Some months ago we wrote about giving up on the Taylor's cooker and replacing it with a single "primus" type burner. The reasons were numerous, not least, the horrendous price of spares from Taylor's and their, apparent, indifference to emails from long term customers - we'd been using the unit since 2000. The primus was/is great but we needed to find a way to gimbal it.

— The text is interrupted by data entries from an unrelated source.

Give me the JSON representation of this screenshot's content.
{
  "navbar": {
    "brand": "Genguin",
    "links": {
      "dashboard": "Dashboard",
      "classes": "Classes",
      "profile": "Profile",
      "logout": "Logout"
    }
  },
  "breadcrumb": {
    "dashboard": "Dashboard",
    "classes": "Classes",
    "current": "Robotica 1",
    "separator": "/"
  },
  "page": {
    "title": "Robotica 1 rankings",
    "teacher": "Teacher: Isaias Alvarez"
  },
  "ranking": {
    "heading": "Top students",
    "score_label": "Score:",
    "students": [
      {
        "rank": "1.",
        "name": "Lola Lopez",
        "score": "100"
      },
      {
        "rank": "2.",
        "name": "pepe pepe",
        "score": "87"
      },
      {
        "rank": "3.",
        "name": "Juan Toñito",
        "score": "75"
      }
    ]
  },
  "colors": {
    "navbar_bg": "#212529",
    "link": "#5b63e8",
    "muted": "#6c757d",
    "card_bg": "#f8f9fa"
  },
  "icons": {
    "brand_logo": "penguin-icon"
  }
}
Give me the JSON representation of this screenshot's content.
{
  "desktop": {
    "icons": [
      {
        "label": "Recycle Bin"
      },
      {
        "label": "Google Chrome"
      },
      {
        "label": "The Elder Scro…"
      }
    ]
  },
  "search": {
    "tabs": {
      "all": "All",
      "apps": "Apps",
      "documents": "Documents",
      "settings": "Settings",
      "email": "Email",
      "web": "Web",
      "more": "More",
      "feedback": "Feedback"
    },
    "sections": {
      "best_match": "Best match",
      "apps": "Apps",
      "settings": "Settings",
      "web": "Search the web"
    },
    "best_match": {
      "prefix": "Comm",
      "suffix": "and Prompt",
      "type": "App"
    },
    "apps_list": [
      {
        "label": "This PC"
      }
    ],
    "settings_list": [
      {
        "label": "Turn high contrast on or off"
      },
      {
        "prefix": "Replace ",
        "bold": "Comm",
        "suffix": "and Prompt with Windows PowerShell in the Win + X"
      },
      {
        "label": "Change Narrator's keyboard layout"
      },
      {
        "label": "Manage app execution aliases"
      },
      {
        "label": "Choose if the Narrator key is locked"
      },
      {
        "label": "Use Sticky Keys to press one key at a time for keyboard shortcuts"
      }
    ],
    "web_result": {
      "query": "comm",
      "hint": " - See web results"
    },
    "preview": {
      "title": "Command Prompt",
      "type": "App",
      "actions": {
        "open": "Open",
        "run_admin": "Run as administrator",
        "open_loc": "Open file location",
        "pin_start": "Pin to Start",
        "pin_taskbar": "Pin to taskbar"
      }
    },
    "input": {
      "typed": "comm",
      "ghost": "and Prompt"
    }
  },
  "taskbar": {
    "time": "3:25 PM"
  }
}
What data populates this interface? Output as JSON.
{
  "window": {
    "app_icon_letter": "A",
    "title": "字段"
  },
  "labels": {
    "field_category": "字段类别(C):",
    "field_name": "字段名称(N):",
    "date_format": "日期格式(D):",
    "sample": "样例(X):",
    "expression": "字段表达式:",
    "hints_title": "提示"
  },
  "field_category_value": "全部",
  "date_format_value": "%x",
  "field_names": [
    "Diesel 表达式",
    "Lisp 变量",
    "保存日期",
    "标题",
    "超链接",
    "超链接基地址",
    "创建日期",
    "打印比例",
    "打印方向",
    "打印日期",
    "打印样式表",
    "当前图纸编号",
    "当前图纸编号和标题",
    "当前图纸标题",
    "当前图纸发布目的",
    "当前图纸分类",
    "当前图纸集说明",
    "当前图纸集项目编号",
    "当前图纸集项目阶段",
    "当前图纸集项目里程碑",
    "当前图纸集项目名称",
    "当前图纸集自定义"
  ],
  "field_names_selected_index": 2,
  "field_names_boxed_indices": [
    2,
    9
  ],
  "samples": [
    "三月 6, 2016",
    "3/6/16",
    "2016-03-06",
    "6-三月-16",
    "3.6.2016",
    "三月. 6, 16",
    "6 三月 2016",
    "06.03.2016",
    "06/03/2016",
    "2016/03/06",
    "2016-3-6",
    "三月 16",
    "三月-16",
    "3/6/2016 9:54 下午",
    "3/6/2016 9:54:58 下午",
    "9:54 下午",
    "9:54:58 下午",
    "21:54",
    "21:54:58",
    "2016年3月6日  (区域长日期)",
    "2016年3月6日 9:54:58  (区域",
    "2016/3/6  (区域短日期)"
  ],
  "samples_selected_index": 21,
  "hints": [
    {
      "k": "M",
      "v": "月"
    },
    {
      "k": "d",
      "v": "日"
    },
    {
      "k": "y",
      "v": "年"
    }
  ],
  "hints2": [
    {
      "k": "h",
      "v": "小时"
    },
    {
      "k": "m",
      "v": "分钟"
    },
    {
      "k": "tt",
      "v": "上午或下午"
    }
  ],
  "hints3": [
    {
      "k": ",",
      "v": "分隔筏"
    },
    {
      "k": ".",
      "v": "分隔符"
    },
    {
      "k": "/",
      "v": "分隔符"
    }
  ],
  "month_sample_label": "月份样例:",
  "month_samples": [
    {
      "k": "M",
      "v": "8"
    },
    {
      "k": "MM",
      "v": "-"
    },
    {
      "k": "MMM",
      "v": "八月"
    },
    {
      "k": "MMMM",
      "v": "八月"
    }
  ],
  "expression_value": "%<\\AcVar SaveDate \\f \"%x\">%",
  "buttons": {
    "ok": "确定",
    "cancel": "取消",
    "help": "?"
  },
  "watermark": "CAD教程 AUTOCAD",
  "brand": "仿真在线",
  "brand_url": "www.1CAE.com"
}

As luck would have it we found a second hand "Atom" unit in Maine before we left on the Greenland trip and I have to say it has been a winner. The unit is well made and we've been able to cook irrespective of conditions. Bee continues to turn out a loaf every other day using a cast iron dutch oven and we have had few problems. It is noisy but even that has its advantages - drowns out the noise of vile weather and wind up top; unlike the Taylors with its 6 litre fuel tank the primus holds less than a litre so it really requires filling on a daily basis. But over and above its effectiveness has been the response of the guy who designed the gimbal unit and sells them from here. Knowledgeable, efficient and helpful. Each time we've contacted him he has responded quickly (a major plus when you're often on the move). He also recognises that you may well have the skills to build your own unit so displays on his site a helpful diagram with measurements. Kero is such a sensible fuel for a cruiser and this is a simple, neat alternative to a Taylor's too.
VHF. We seemed to have sorted out our vhf silence. Cary's boat is in the slip next to us and we were able to swap radios around and establish the fault lay with the connection or aerial. Turns out to be a loose connection between aerial and cable and it has been judiciously tightened and taped.